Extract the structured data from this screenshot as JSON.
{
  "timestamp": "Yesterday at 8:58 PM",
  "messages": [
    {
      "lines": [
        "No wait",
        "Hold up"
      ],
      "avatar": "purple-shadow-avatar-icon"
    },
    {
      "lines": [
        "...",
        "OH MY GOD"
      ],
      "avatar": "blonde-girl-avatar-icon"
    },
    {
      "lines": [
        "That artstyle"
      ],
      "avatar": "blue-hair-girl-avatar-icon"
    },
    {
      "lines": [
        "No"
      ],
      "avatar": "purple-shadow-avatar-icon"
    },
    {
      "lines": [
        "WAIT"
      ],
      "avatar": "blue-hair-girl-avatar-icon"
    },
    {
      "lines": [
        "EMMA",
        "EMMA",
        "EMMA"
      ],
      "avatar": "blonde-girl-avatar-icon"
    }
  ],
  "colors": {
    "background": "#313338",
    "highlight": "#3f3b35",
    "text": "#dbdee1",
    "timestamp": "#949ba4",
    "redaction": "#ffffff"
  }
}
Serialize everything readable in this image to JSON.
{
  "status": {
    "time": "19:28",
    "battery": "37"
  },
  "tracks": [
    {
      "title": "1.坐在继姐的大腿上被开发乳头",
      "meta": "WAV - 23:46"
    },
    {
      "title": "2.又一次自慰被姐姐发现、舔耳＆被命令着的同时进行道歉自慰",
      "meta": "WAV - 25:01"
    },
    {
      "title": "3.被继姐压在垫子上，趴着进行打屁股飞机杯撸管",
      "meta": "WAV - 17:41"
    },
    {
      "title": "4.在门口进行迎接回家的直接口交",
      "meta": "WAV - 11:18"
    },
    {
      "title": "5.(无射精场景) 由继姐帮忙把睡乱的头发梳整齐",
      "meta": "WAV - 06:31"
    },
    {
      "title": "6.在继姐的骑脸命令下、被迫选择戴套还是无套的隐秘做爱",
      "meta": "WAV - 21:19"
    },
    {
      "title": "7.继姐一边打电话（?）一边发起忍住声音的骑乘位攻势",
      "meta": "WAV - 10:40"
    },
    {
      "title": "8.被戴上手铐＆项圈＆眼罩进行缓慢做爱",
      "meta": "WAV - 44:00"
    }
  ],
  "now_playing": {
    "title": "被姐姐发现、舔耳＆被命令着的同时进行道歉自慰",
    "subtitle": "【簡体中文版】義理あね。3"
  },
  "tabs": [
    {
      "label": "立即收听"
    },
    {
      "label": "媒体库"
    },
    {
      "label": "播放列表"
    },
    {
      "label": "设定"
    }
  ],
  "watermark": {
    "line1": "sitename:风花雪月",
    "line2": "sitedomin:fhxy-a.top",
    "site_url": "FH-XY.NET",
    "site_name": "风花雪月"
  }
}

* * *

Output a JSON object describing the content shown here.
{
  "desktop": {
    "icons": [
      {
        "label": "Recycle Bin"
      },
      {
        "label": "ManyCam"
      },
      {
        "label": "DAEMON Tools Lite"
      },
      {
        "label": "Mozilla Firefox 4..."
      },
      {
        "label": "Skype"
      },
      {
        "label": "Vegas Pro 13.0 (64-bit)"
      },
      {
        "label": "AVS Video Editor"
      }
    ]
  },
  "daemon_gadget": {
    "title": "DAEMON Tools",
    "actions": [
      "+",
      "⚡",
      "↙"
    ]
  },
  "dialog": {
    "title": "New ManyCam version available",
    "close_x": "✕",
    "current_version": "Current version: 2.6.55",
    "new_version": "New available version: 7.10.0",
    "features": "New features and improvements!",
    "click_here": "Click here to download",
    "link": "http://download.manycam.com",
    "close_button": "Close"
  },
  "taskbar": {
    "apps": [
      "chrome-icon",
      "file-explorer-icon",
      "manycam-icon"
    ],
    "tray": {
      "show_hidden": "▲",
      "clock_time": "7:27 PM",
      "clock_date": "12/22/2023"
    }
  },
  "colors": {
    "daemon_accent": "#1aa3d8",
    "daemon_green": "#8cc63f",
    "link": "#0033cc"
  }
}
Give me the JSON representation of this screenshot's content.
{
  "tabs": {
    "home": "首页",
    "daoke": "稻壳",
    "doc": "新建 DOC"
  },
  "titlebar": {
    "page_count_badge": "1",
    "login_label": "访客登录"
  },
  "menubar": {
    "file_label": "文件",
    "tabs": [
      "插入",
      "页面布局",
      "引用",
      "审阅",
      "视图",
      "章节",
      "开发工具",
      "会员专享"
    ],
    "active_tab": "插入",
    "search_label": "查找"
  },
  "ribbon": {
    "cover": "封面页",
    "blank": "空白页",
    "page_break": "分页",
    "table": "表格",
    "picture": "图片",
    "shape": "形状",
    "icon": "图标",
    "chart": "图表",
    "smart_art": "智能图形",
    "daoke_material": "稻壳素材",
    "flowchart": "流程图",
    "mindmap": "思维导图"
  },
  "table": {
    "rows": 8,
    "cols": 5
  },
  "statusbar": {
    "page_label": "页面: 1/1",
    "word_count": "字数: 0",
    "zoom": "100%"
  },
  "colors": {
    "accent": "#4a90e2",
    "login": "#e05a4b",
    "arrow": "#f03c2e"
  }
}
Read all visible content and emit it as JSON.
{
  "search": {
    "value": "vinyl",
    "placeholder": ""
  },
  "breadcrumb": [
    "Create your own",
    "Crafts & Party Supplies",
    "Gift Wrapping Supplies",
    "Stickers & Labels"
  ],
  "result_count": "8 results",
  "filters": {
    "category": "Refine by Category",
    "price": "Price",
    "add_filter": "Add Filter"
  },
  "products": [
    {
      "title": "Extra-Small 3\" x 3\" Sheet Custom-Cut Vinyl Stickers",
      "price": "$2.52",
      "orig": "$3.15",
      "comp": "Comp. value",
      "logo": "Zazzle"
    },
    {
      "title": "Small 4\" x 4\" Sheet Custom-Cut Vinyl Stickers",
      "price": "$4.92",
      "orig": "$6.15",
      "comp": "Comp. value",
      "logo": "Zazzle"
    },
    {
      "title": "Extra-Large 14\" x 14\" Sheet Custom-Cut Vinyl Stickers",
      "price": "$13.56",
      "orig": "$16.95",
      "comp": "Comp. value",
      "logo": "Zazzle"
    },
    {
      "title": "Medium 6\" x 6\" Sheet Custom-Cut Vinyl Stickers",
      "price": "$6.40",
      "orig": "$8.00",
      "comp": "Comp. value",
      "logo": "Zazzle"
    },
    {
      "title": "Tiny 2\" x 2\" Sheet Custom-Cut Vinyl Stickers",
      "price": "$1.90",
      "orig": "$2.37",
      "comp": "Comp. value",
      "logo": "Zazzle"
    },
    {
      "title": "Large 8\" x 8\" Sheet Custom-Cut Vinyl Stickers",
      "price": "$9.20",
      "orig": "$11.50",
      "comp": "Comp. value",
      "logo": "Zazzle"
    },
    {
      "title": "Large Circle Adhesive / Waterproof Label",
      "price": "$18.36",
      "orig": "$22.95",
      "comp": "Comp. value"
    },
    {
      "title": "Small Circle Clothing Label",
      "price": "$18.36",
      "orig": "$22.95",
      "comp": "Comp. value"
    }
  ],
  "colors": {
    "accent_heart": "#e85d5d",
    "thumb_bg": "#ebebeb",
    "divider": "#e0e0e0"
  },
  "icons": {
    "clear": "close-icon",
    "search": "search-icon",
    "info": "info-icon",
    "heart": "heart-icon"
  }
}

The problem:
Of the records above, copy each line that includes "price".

Completed task:
    "price": "Price",
      "price": "$2.52",
      "price": "$4.92",
      "price": "$13.56",
      "price": "$6.40",
      "price": "$1.90",
      "price": "$9.20",
      "price": "$18.36",
      "price": "$18.36",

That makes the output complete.